In response to an announcement from Treasury Secretary Jacob J. Lew that the new $10 bill would “feature a notable woman,” a group of graduate students at the University of California, Davis, launched the Barbara on the Bill campaign. And earlier this week, GSA’s Executive Committee agreed to endorse the students’ effort.
Here’s what you can do to help:
Sign the Barbara on the Bill petition to show the groundswell of support from the community: http://www.barbaraonthebill.com/take-action
Share your support directly with the Treasury Department by posting on Facebook, Twitter, and Instagram using the hashtag #TheNew10.
Encourage your colleagues, neighbors, family, and friends to join the campaign. Share with your department, community, and network, and encourage others you know to get involved. (Barbara on the Bill Website, Facebook, Twitter).
Among a long list of achievements over several decades, McClintock is probably best known for the discovery of mobile genetic elements (“jumping genes”), for which she was awarded the 1983 Nobel Prize in Physiology or Medicine; she remains the only woman to win the prize unshared.
McClintock is no stranger to GSA. She served as the Society’s 1939 Vice-President and the 1945 GSA President. She was honored with the Society’s inaugural Thomas Hunt Morgan Medal in 1981 for lifetime achievement in the field of genetics.

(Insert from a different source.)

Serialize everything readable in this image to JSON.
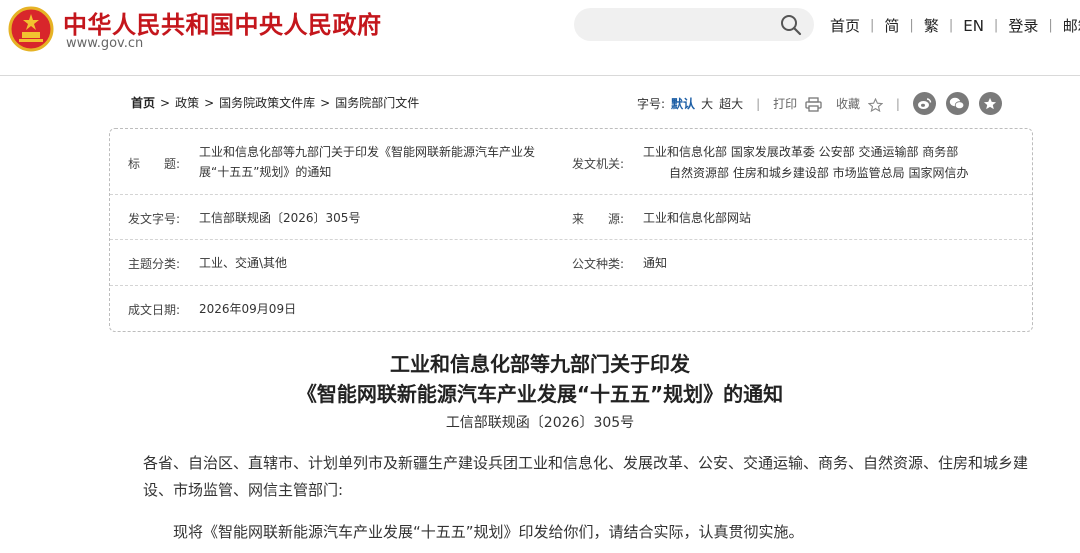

On behalf of the Society’s elected leadership, we hope you will join GSA in supporting efforts to have one of the giants of genetics honored on our currency.
Adam P. Fagen, PhD